The Chicago Cubs have the best record in baseball this season, and leadoff man Dexter Fowler is a big reason for that.
He gets on base, he scores runs. As manager Joe Maddon says to him before games, “You go, we go.”
Nebraska’s 15th-ranked football team has one of those guys too. He’s quarterback Tommy Armstrong Jr.
When Armstrong goes, the Huskers go.
And they’ve been going very well so far this season.
Armstrong has been doing all the things you might expect from a fifth-year senior quarterback who has started 37 games in his career.
Armstrong is the second leading rusher on the team with 281 yards on 52 carries (5.4 per try) with four touchdowns. He’s also 60-for-106 passing for 931 yards and eight touchdowns and just one single interception heading into Saturday’s homecoming game against Illinois at Memorial Stadium in Lincoln.
That’s a big change from last year when he had 22 TDs and 16 interceptions, or from 2014 when he also threw 22 TDs with 12 interceptions.
Armstrong said it’s a matter of knowing where his checkdown receiver is, making sure he uses his feet when needed and throwing the ball away when he should.
“I just need to keep living on the short passes whenever they give us those chances to get them,” Armstrong said. “Those guys turn 3-, 4-yard routes into 20-, 30-yard gains, so I have just got to make sure that I put the ball in those guys’ hands whenever I can. There are a few throws here and there I need to improve on but at the same time I just got to make sure I am taking care of the ball.”
Nebraska offensive coordinator Danny Langsdorf wants to see Armstrong stay consistent and continue to make good decisions.
“For the most part, he has done that. He has cut down the turnovers, which has been a key for us,” Langsdorf said. “If we can continue with that, I think that is the No. 1 thing we are looking for, that he is the last guy with the ball in his hands.”
Nebraska head coach Mike Riley would rather not see Armstrong scrambling on pass plays because that means he didn’t have time to throw.
On the other hand, he’s very good as a scrambler when he needs to be.
“...A lot of the stuff is off of what can be a quarterback run,” Riley said. “And sometimes there are options involved with that run whether you can pass it or hand it off.
“And the other option of those would be him carrying the football. So you know it’s a great weapon for us right now. The advantage of having a quarterback that is versatile enough to do that has paid us a ton of dividends early in this year.”
The turning point for Armstrong seems to have been the last game of the 2015 regular season against Iowa.
Armstrong threw for 296 yards in that game but also had four interceptions in the Huskers’ 28-20 loss to the Hawkeyes.
The back breaker was an attempted screen pass out of the end zone that Iowa’s Parker Hesse picked off and returned four yards for a touchdown.
Armstrong took all the blame for the loss after the game.

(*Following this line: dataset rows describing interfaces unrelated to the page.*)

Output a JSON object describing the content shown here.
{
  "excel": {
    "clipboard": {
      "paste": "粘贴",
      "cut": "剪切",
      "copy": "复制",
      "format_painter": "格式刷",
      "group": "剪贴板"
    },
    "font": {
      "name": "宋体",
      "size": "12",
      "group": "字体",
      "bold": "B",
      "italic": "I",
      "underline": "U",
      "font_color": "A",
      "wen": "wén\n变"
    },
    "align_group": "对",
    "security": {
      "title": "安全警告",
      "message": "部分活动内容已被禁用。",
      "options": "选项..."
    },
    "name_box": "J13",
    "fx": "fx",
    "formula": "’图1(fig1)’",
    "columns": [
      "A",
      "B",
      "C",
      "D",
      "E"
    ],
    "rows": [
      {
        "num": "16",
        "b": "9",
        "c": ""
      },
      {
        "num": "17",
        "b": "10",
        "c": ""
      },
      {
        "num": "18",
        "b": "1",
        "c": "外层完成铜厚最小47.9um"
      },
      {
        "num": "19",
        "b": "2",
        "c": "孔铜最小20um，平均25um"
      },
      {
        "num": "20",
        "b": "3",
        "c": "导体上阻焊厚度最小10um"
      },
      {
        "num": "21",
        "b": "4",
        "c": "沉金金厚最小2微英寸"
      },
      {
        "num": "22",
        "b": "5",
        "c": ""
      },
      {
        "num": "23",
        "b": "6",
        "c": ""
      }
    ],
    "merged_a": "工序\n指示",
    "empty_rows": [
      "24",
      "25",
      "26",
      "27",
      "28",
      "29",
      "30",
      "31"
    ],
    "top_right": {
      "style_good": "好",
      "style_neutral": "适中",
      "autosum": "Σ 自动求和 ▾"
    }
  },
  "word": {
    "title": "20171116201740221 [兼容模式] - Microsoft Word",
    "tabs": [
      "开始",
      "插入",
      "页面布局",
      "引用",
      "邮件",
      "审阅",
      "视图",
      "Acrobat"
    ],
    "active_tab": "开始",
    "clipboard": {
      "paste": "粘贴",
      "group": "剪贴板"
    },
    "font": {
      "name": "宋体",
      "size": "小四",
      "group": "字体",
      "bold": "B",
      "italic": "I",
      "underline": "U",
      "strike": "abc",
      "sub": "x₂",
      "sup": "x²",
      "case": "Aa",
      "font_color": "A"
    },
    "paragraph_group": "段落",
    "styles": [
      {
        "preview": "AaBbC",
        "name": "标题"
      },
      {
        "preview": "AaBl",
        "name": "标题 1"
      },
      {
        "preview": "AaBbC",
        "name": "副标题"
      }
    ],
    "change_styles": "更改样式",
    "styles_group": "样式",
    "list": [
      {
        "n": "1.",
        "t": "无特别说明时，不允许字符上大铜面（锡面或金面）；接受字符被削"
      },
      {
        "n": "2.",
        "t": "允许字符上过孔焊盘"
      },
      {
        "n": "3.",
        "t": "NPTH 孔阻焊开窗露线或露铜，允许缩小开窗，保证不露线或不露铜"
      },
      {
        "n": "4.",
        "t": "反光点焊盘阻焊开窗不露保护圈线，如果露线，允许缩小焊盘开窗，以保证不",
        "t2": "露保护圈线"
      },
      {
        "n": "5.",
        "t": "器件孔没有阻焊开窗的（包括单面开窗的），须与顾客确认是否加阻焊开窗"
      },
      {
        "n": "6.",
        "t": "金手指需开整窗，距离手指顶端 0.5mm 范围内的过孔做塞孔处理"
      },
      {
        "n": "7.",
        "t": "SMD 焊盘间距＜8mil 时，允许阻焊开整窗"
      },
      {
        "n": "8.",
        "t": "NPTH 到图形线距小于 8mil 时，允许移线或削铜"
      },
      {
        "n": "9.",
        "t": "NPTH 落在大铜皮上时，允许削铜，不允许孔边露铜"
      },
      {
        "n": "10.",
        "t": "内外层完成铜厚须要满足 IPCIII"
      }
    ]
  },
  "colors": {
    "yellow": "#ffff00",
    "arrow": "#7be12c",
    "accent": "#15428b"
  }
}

“I couldn’t take care of the football,” he said. “That stings my heart to send those guys off like that, when I know at the end of the day I could have made a change, I could have done a little bit more.
“I could’ve lived to fight another down with those guys in certain situations, but I forced the ball here and there and cost us the game, cost those seniors to go down with a loss when obviously we moved the chains whenever we wanted to.”
In five games since then, Armstrong is 72-for-125 through the air for 1,105 yards with just that one interception thrown against Wyoming.
Armstrong has come a long way since his freshman season of 2013. That season, he led the Huskers — with a lot of help from Ameer Abdullah — on a game-winning drive in a 17-13 win over Michigan in the Big House.
One of his crowning moments in 2014 came in the regular season finale against Iowa. The Huskers were down 24-7 in the third quarter at Kinnick Stadium, Armstrong led the Huskers back for a 37-34 overtime win.
His 9-yard TD pass to Kenny Bell in overtime ended what turned out to be coach Bo Pelini’s final game as head coach.
Pelini said numerous times that one of Armstrong’s best attributes was his competitiveness.
“I can tell you this,” Pelini said after that Iowa game. “That is one of the gutsiest performances I’ve seen in a long time from a quarterback. Let me tell you, he ain’t perfect. He’s got a lot to learn, there are a lot of things he can get better at, but there’s nobody that competes harder than he does. He played his butt off, he made a lot of big plays.
“And I told him, ‘I’m proud of you. You showed the character, the leadership, the toughness that you have to show.’ I thought it was a pretty special performance from that kid.”
Almost two years later that competitiveness is still there. The turnovers aren’t.